→ PROBLEM REQUIREMENTS
Search the records for lines with the word "date" and copy each match.

Items from an interface collection

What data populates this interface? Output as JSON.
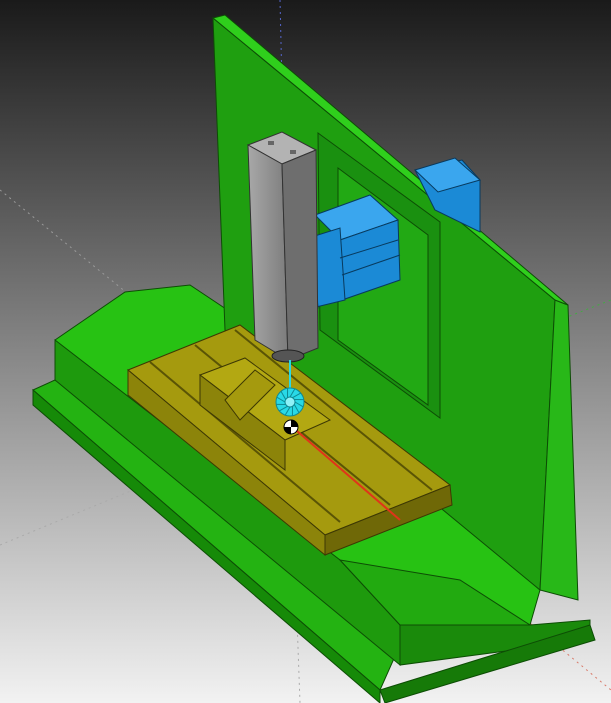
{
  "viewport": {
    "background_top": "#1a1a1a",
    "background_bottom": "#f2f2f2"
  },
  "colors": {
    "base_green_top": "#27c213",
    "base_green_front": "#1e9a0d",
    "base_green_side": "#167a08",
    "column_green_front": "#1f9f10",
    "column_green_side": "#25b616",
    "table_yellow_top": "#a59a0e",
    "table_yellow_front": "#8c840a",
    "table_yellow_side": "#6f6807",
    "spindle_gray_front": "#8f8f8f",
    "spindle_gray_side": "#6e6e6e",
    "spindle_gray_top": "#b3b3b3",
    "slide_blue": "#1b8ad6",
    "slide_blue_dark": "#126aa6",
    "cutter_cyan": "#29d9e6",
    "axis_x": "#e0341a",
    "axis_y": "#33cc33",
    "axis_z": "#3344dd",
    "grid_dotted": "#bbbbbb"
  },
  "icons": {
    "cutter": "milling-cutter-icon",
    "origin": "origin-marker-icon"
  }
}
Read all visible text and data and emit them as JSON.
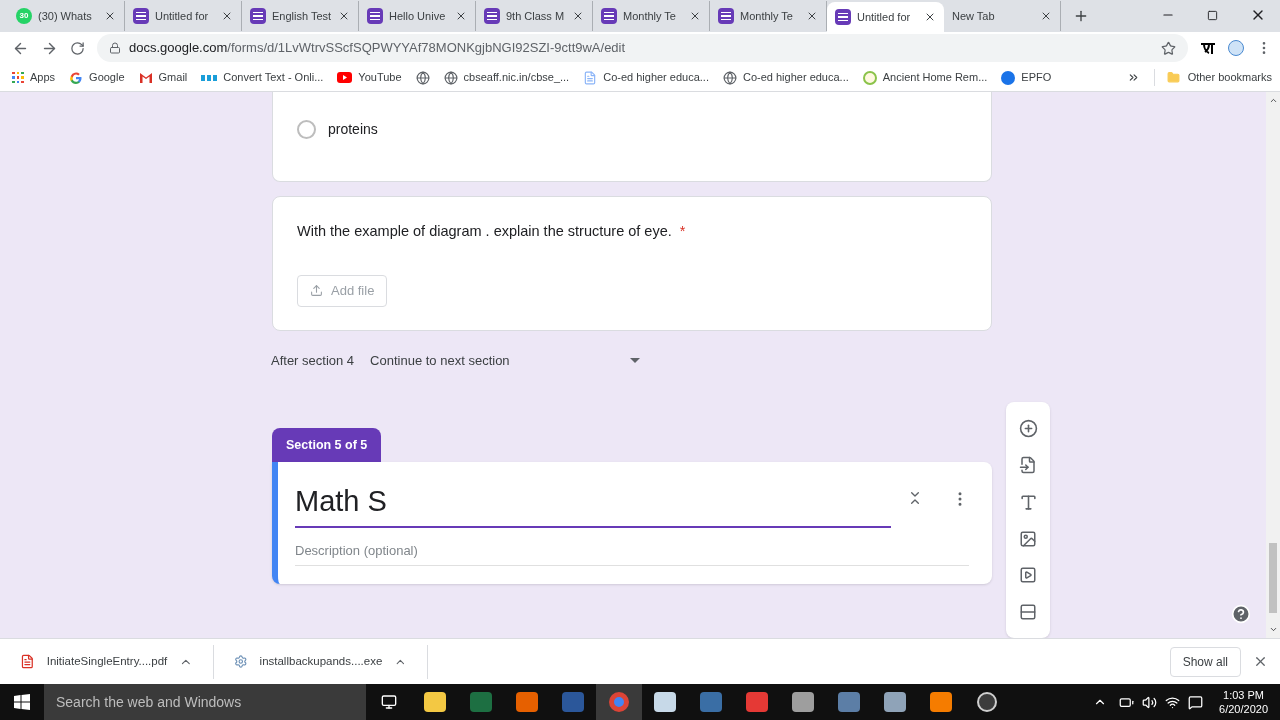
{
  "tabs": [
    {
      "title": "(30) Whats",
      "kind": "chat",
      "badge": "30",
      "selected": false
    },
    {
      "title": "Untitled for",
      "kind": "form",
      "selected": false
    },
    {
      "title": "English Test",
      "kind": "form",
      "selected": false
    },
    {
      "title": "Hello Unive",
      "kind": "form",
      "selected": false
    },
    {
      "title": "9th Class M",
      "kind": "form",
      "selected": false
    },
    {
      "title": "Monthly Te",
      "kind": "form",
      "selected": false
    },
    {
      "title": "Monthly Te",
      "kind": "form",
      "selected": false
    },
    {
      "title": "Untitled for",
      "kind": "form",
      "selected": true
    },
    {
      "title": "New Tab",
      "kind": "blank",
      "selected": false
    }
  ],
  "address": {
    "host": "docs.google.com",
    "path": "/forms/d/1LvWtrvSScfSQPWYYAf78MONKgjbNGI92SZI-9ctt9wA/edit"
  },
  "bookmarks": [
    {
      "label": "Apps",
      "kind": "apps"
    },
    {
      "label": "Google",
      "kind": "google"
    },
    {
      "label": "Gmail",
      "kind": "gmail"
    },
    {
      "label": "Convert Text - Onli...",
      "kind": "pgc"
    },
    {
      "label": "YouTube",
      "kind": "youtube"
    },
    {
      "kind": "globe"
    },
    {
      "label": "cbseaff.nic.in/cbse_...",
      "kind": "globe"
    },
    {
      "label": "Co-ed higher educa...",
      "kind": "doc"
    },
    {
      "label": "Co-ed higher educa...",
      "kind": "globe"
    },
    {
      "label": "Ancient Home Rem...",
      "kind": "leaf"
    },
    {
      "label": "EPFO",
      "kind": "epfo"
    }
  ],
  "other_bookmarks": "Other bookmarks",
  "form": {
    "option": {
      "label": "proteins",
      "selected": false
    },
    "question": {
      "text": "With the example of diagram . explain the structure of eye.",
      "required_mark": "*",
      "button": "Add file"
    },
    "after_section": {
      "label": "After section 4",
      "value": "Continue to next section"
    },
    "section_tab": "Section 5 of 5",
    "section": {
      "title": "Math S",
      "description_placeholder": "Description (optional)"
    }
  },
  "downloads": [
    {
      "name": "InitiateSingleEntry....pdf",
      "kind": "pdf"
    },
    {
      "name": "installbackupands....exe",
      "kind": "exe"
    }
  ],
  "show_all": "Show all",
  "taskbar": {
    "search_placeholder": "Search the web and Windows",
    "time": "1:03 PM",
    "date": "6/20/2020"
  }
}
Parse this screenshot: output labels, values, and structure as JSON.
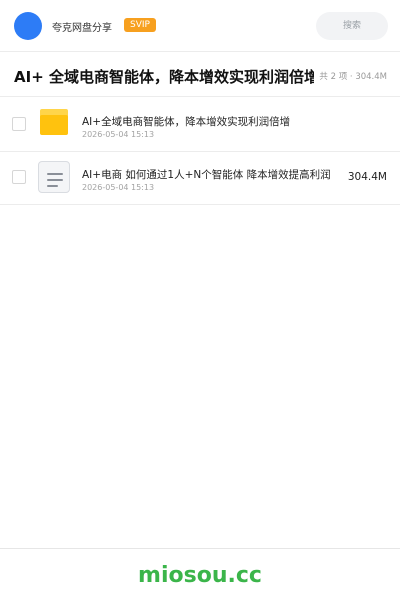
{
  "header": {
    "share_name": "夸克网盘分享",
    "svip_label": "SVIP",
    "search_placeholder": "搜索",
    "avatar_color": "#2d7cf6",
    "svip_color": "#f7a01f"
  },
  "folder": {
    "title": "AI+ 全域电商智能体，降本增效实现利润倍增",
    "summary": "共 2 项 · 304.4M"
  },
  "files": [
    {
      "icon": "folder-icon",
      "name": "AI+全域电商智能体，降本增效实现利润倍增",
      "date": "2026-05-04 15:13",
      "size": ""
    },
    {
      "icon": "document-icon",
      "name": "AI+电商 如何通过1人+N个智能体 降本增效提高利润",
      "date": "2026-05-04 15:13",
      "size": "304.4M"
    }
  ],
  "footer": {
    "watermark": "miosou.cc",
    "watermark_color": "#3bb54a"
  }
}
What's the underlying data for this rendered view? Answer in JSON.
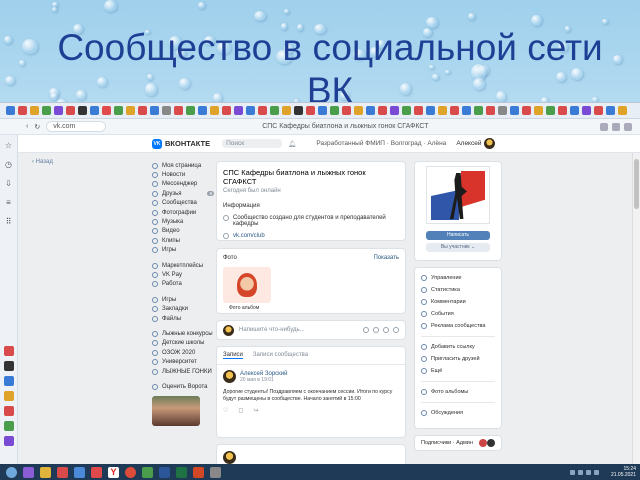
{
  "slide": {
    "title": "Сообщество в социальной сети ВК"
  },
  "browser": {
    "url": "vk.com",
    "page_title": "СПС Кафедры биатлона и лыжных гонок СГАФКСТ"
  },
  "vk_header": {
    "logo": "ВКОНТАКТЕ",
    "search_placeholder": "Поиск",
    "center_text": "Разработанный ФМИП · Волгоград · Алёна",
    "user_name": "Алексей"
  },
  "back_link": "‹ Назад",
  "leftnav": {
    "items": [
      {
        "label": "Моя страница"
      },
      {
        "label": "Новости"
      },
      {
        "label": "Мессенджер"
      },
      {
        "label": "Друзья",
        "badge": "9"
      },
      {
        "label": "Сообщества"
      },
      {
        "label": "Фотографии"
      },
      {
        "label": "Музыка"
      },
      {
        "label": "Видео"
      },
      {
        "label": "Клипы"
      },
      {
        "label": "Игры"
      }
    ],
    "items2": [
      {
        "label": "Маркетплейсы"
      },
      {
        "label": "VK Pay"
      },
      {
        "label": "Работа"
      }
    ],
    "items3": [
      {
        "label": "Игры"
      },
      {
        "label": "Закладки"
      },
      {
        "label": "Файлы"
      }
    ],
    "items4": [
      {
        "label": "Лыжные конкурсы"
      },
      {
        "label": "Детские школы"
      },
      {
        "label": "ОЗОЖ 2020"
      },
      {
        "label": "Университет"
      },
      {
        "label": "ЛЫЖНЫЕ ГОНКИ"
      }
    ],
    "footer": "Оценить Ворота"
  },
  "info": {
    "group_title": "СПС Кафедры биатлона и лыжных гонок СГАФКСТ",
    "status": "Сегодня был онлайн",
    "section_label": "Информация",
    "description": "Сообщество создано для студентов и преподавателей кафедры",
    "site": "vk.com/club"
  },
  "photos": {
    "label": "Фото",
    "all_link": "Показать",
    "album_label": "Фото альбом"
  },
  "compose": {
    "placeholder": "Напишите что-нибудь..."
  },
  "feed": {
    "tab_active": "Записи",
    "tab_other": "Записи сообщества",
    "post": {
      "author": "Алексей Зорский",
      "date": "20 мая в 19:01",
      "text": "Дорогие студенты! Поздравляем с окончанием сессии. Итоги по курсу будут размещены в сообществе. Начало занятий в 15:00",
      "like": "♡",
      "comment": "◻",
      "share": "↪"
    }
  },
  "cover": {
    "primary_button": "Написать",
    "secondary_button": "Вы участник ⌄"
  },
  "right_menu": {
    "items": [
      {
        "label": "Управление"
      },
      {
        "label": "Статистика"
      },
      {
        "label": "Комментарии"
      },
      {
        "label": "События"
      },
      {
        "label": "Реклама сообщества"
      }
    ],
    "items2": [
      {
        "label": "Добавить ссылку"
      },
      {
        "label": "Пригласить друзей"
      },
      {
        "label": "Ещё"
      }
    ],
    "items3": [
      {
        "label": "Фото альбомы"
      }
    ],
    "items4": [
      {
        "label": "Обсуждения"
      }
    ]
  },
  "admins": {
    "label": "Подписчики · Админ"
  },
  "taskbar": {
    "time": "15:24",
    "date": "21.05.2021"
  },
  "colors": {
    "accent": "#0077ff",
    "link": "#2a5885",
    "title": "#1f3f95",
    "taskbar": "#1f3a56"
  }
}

→ WRITTEN ANSWER
    "date": "6/20/2020"
      "date": "2026-05-04 15:13",
      "date": "2026-05-04 15:13",
      "date": "20 мая в 19:01",
    "date": "21.05.2021"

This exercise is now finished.